Goretsky walked away thinkingshe blew it. The recruiters, however, took note of her people skills. The bank gave the psychology and sociology major a shot.
"I thought I was in over my head and I probably was at the time," said Goretsky. Over the course of the two-and-a-half year program, Goretsky began as a teller in a bilingual branch (in which she was the only teller who didn’t speak Spanish) before progressing to assistant branch manager position at 23 years old – helping to lead 13 people all of whom were older than her.
She said that year as manager was the most challenging point of her career, but that she would just try to talk to and get to know people – relying on her people skills. "When you get to know people and what motivates them, they start respecting and trusting you more."

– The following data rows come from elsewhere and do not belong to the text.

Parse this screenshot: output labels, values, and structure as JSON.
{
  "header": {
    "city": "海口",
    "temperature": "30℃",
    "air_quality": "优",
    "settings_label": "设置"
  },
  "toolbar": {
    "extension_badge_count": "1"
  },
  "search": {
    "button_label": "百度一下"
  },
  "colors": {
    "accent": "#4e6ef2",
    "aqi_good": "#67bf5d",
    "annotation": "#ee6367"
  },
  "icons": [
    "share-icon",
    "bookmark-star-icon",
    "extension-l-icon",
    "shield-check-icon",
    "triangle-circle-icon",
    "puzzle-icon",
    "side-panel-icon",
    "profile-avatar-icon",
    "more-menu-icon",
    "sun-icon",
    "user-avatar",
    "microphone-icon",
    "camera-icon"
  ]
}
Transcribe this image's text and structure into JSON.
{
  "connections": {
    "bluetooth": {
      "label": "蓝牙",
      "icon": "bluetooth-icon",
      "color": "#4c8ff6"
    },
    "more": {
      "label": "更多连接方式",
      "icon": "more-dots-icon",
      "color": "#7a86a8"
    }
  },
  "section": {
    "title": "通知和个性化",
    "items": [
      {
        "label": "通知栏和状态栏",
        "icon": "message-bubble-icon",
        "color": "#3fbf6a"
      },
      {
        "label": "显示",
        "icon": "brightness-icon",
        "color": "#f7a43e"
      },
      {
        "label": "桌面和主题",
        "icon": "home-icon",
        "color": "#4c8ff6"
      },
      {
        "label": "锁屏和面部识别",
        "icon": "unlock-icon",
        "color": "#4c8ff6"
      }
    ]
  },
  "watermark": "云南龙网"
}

After the leadership development program, Goretsky moved into a wealth management role that was heavy in numbers. She earned an MBA and loved the bank's culture but still wasn’t drawn to finance or accounting. With her manager's encouragement she began networking, building relationships with dozens of bankers in the strategy and marketing roles that piqued her interest. She persisted, constantly networking and mentoring for over a year. Goretsky became discouraged, however, after interviewing and being turned down for a different role at the bank, even going as far as turning in her notice to take a marketing gig outside the bank before her manager and market leader convinced her otherwise ("It was a terrible idea, but I was frustrated," she said.)
Two weeks after that near-breaking point, Goretsky attended an event launching the local chapter of U.S. Bank Women, a business resource group that aims to develop, advance and retain women at the company. (The bank's business resource groups bring together employees who have similar backgrounds, experiences or interests and their supporters.) Executive leadership committee members Kate Quinn, head of strategy and corporate affairs, and Jennie Carlson, head of human resources, were in the market to lead the kickoff event.
"I showed up with a 'Hail Mary' plan to pitch my case to Kate," said Goretsky. "I walked up – palms sweating – introduced myself and told her everything: all the marketing work I'd been involved with and all the people I’d networked with along the way."
A Hail Mary. And it worked.
The key: Goretsky had mentioned her mentoring relationship with Sherry Garmon, vice president of strategy and insight, who not long before had put a new job request on Kate's desk.
"I was impressed with the way Elise presented herself and, just as importantly, she was a perfect fit for the opening on Sherry’s team," said Quinn. "It was a win-win."
Garmon, by that time, had already gotten to know her mentee well. She credits Goretsky for having driven their mentoring relationship, and recalls preaching patience when Goretsky was becoming frustrated, "When I was mentoring Elise, I always told her not to jump just to jump. It had to be for the right role."
Within a matter of weeks, Goretsky joined Garmon's team as a strategy and insight reputation project manager. She helps the bank understand consumer trends: why people want what they want and why they do what they do.
"This is literally the perfect job for me," said Goretsky, the psychology and sociology major.
Pat Swanson is a member of U.S. Bank’s corporate communications team.
Goretsky remains involved in the U.S. Bank Women BRG, serving as the liaison between the group and the bank’s local internal Development Network, which organizes a variety of professional development and community volunteer events throughout the year.